The American Academy of Pediatrics has released new advice on SIDS, or Sudden Infant Death Syndrome, and the best methods to protect babies from SIDS. SIDS claims the lives of 3,500 babies every year in the United States.
The report states that a few simple changes can dramatically lower the risk of SIDS. The big one has been part of their advice for many years—always put babies to sleep on their backs and never let them sleep on their stomachs. A very firm surface is important, as well, like a crib with a tight-fitting sheet. Soft couches or chairs are not safe for a baby to sleep on. Soft objects should not be left in the crib with baby, such as loose blankets, pillows, toys, or crib bumpers.

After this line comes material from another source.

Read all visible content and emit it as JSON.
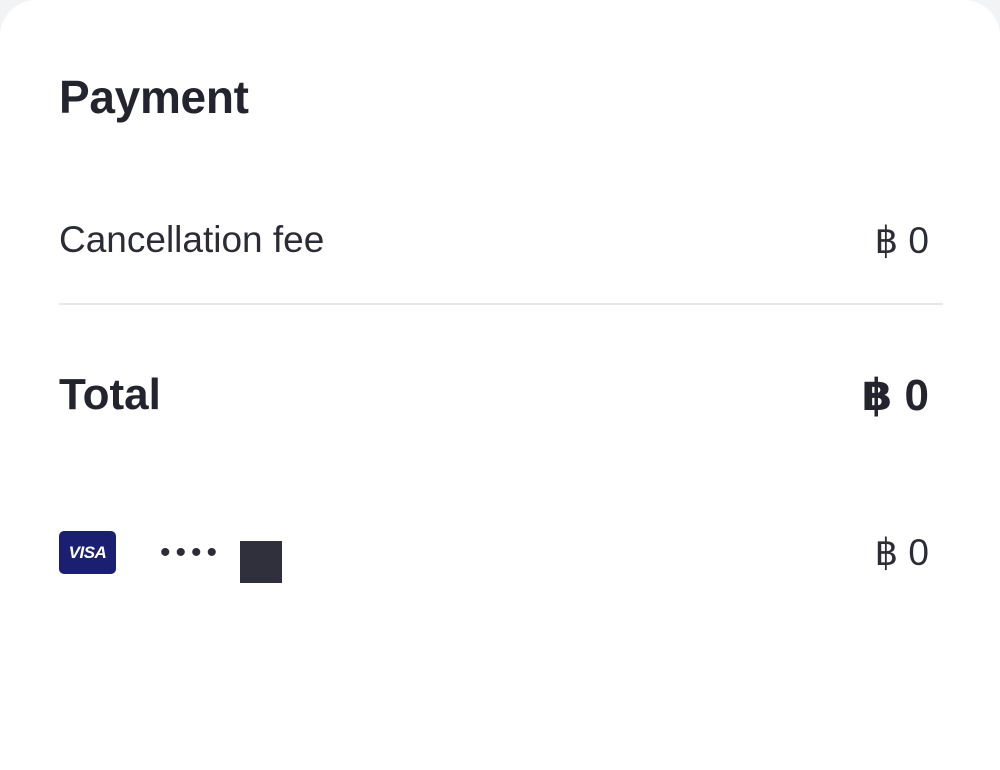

The new addition to the Academy’s recommendation is advising parents to keep their sleeping baby in the same rooms as them at night, preferably for a full year, but at minimum the first six months. If a baby is the same room and not on the same surface/bed, the risk of death is halved in comparison to the baby sleeping in a separate room. Cutting the risk of SIDS in half is a pretty big gain.